Carolyne Roehm is one of our favorite lifestyle experts. Elegant and thoughtful, her writing is like her gardens: full of beauty and interest. She was kind enough to give us an exclusive look at her new book, At Home In The Garden, out October 27th.
I have previously observed that, in many respects, having a garden is like being in love. You can read about it in books, but practical, hands on experience remains the best—indeed, the only—true teacher. Benjamin Franklin noted that we never learn from our successes, only our mistakes, and what you learn from gardening is that creating a bed of roses is no bed of roses. It requires long, hard work, and a mountain of learning by doing, to get your arms around the challenges of making, and keeping, a garden. The surprise is that, while there’s never a guarantee of success, once you have been around the block (or boxwood) a few times, some things come with surprising ease. Which is a lot like love as well.
The things you learn from love and the garden, excruciating as they may be, inevitably make you smarter, more mature, ever more capable of fielding cosmic curveballs, and surprisingly, more at peace. The lesson above all: from neither a partner nor a patch of soil can you get what cannot be given—they must be taken for what they offer, not blamed for what they can never be. If you accept the limits of both, and learn how to coax forward their strengths, well, your most ardent wishes might not come true, but what you cultivate will be genuine, special, fully realized in every particular, and more satisfying than you might ever have imaged. Or else you’ll cut your losses and move on.

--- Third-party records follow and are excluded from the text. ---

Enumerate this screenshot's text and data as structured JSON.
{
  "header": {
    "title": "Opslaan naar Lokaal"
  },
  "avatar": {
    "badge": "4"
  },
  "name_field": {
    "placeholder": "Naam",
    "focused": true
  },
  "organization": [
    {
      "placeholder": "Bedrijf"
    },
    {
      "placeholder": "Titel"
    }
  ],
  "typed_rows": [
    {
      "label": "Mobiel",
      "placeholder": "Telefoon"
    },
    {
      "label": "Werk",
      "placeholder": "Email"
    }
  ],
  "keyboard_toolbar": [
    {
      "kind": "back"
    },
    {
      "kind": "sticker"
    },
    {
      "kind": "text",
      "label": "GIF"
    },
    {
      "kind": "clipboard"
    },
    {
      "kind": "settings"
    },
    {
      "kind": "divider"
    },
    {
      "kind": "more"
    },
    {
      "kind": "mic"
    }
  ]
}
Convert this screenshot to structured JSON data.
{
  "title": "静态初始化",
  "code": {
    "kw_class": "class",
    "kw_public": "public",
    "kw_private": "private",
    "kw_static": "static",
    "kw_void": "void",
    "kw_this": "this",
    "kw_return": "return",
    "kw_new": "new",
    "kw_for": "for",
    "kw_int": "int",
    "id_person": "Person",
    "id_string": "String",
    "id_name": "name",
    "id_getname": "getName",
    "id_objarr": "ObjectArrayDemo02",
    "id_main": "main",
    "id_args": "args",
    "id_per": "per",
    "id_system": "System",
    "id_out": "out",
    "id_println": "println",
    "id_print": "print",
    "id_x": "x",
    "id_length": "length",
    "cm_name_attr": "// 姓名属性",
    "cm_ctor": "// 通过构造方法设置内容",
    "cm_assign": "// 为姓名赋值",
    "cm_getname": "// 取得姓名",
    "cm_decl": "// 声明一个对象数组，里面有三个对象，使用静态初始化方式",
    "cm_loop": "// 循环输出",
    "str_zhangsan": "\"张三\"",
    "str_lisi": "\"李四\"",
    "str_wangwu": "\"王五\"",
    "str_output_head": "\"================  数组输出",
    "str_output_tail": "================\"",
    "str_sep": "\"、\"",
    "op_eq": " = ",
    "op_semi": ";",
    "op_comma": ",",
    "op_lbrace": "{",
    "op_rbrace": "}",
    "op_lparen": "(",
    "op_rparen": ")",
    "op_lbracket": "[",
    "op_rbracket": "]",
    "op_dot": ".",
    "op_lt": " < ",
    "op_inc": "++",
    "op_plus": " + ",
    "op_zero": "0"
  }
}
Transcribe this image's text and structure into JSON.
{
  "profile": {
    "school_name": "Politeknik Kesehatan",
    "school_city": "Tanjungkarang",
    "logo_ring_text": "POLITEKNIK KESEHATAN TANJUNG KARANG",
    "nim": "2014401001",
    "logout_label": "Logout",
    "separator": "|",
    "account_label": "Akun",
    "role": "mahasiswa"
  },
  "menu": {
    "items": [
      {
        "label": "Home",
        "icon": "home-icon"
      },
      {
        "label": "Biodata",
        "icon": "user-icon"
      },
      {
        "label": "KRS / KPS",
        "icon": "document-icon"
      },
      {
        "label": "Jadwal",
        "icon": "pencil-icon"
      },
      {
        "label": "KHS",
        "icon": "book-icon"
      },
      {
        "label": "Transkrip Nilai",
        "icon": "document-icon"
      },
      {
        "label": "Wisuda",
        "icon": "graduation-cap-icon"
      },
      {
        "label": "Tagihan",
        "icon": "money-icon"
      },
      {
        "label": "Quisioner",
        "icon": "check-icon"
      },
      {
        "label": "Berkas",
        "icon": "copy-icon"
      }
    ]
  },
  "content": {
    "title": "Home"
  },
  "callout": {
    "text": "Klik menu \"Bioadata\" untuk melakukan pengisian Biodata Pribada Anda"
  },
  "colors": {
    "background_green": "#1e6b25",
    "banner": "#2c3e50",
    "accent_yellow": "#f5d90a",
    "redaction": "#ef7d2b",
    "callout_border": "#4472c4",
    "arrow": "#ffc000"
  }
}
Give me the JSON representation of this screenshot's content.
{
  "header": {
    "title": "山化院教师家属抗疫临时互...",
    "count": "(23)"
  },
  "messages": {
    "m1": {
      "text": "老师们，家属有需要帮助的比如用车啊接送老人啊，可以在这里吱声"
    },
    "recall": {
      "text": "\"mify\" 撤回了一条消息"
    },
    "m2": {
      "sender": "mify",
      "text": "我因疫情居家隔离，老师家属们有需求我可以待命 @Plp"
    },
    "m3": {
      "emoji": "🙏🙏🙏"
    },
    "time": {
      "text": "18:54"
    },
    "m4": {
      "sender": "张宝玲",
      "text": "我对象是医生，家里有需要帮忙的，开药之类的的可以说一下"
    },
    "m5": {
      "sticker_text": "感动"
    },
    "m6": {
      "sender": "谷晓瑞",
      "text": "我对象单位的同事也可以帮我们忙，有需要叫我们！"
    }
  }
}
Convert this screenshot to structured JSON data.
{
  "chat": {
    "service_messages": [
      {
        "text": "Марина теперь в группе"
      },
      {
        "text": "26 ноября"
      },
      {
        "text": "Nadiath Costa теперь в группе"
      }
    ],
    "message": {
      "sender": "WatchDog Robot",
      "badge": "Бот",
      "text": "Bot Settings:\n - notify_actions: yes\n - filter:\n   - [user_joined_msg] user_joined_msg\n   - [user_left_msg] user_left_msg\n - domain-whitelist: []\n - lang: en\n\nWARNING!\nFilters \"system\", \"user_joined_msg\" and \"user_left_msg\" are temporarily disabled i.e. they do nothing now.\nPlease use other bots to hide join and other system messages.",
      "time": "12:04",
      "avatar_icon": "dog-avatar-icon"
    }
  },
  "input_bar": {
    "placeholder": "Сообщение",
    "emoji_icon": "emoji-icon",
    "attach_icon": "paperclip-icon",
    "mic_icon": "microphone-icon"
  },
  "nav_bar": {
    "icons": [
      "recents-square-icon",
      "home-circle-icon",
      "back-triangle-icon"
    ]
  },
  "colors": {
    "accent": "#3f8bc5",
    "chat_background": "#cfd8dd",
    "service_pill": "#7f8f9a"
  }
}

The best gardens are the ones that look good in all seasons. If you can create a landscape that doesn’t only come to life in spring, it will be a source of pleasure—even when it’s too cold to venture out.